Task item |
Quote the records beneath, complete and exact. Leave out images.
____________
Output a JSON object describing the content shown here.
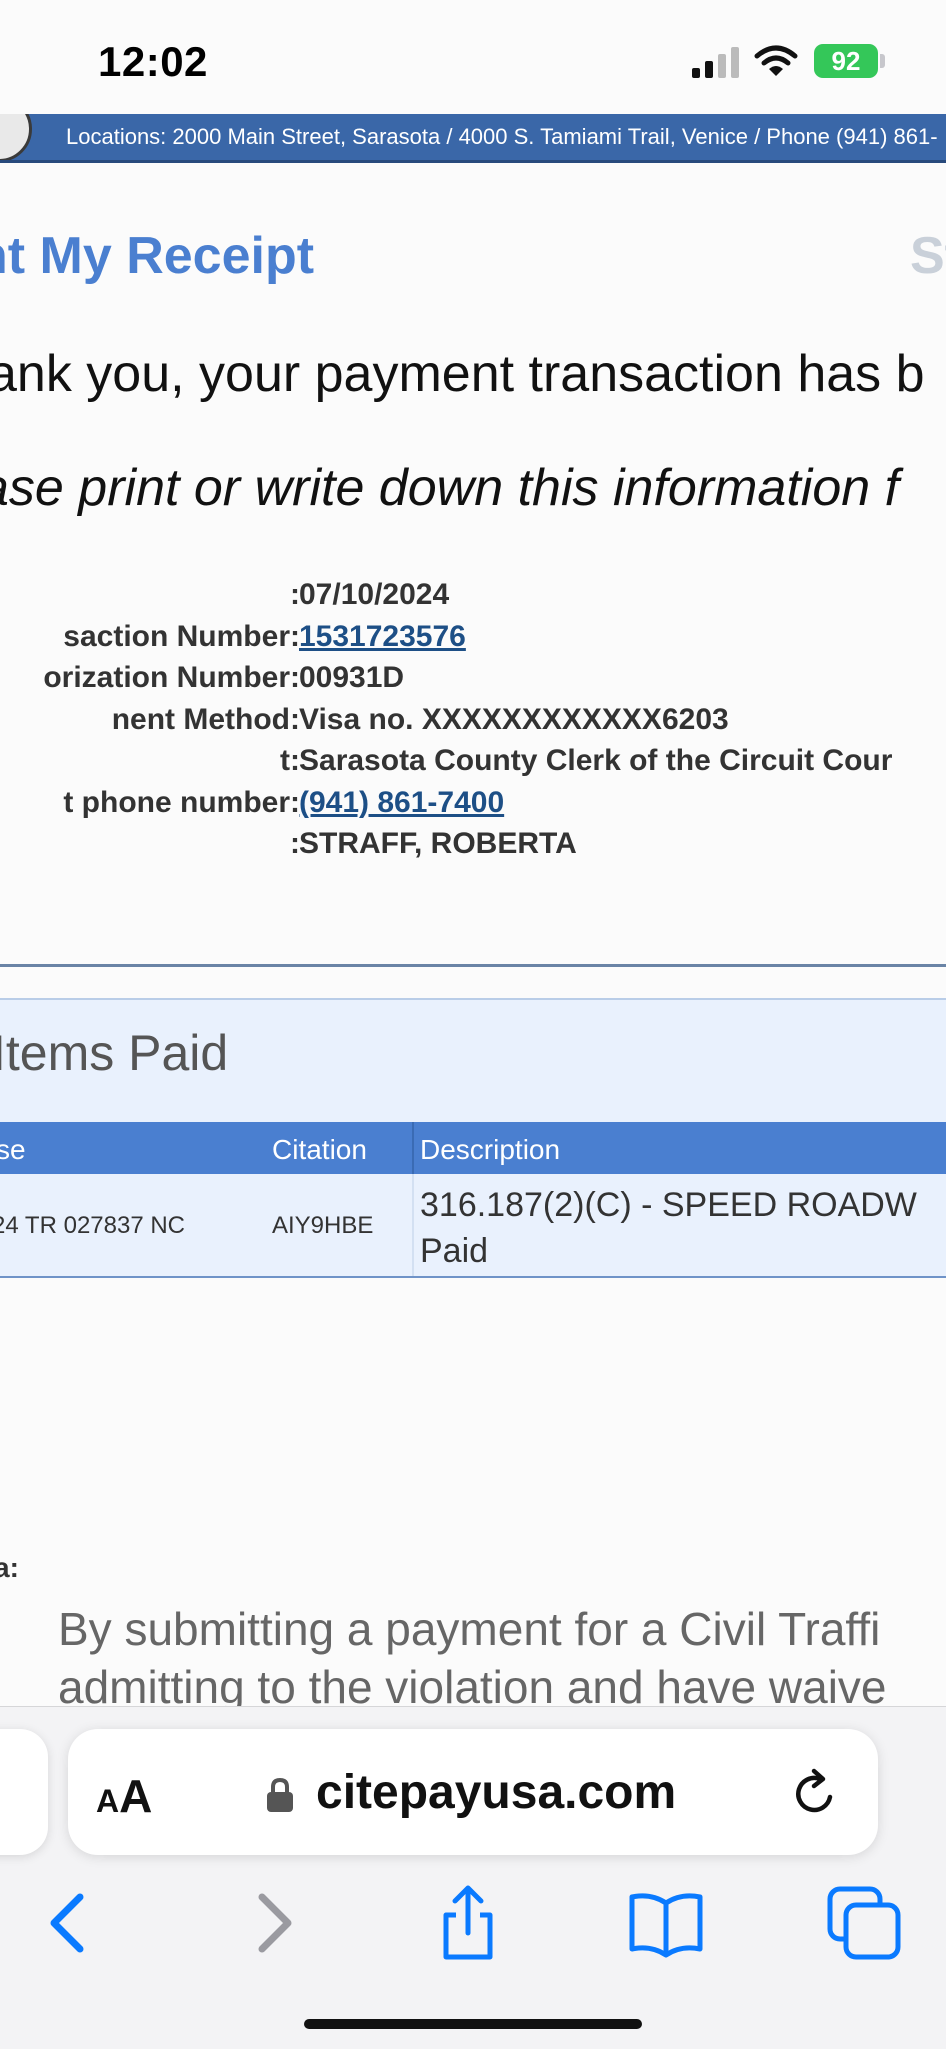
{
  "status_bar": {
    "time": "12:02",
    "battery": "92"
  },
  "banner": {
    "text": "Locations: 2000 Main Street, Sarasota / 4000 S. Tamiami Trail, Venice / Phone (941) 861-"
  },
  "header": {
    "title": "nt My Receipt",
    "right_fragment": "St"
  },
  "messages": {
    "thank_you": "ank you, your payment transaction has b",
    "print_note": "ase print or write down this information f"
  },
  "details": [
    {
      "label": ":",
      "value": "07/10/2024",
      "is_link": false
    },
    {
      "label": "saction Number:",
      "value": "1531723576",
      "is_link": true
    },
    {
      "label": "orization Number:",
      "value": "00931D",
      "is_link": false
    },
    {
      "label": "nent Method:",
      "value": "Visa no. XXXXXXXXXXXX6203",
      "is_link": false
    },
    {
      "label": "t:",
      "value": "Sarasota County Clerk of the Circuit Cour",
      "is_link": false
    },
    {
      "label": "t phone number:",
      "value": "(941) 861-7400",
      "is_link": true
    },
    {
      "label": ":",
      "value": "STRAFF, ROBERTA",
      "is_link": false
    }
  ],
  "items_paid": {
    "title": "Items Paid",
    "headers": {
      "case": "se",
      "citation": "Citation",
      "description": "Description"
    },
    "rows": [
      {
        "case": "24 TR 027837 NC",
        "citation": "AIY9HBE",
        "description_line1": "316.187(2)(C) - SPEED ROADW",
        "description_line2": "Paid"
      }
    ]
  },
  "disclaimer": {
    "label": "a:",
    "line1": "By submitting a payment for a Civil Traffi",
    "line2": "admitting to the violation and have waive"
  },
  "browser": {
    "aa_small": "A",
    "aa_large": "A",
    "url": "citepayusa.com"
  },
  "icons": {
    "signal": "cellular-signal-icon",
    "wifi": "wifi-icon",
    "lock": "lock-icon",
    "reload": "reload-icon",
    "back": "chevron-left-icon",
    "forward": "chevron-right-icon",
    "share": "share-icon",
    "bookmarks": "book-icon",
    "tabs": "tabs-icon"
  },
  "colors": {
    "accent": "#4a7fd0",
    "banner": "#3a67a8",
    "link": "#1d4f86",
    "ios_blue": "#0a7aff",
    "battery": "#34c759"
  }
}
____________
Response to this task |
Output a JSON object describing the content shown here.
{
  "status_bar": {
    "time": "12:02",
    "battery": "92"
  },
  "banner": {
    "text": "Locations: 2000 Main Street, Sarasota / 4000 S. Tamiami Trail, Venice / Phone (941) 861-"
  },
  "header": {
    "title": "nt My Receipt",
    "right_fragment": "St"
  },
  "messages": {
    "thank_you": "ank you, your payment transaction has b",
    "print_note": "ase print or write down this information f"
  },
  "details": [
    {
      "label": ":",
      "value": "07/10/2024",
      "is_link": false
    },
    {
      "label": "saction Number:",
      "value": "1531723576",
      "is_link": true
    },
    {
      "label": "orization Number:",
      "value": "00931D",
      "is_link": false
    },
    {
      "label": "nent Method:",
      "value": "Visa no. XXXXXXXXXXXX6203",
      "is_link": false
    },
    {
      "label": "t:",
      "value": "Sarasota County Clerk of the Circuit Cour",
      "is_link": false
    },
    {
      "label": "t phone number:",
      "value": "(941) 861-7400",
      "is_link": true
    },
    {
      "label": ":",
      "value": "STRAFF, ROBERTA",
      "is_link": false
    }
  ],
  "items_paid": {
    "title": "Items Paid",
    "headers": {
      "case": "se",
      "citation": "Citation",
      "description": "Description"
    },
    "rows": [
      {
        "case": "24 TR 027837 NC",
        "citation": "AIY9HBE",
        "description_line1": "316.187(2)(C) - SPEED ROADW",
        "description_line2": "Paid"
      }
    ]
  },
  "disclaimer": {
    "label": "a:",
    "line1": "By submitting a payment for a Civil Traffi",
    "line2": "admitting to the violation and have waive"
  },
  "browser": {
    "aa_small": "A",
    "aa_large": "A",
    "url": "citepayusa.com"
  },
  "icons": {
    "signal": "cellular-signal-icon",
    "wifi": "wifi-icon",
    "lock": "lock-icon",
    "reload": "reload-icon",
    "back": "chevron-left-icon",
    "forward": "chevron-right-icon",
    "share": "share-icon",
    "bookmarks": "book-icon",
    "tabs": "tabs-icon"
  },
  "colors": {
    "accent": "#4a7fd0",
    "banner": "#3a67a8",
    "link": "#1d4f86",
    "ios_blue": "#0a7aff",
    "battery": "#34c759"
  }
}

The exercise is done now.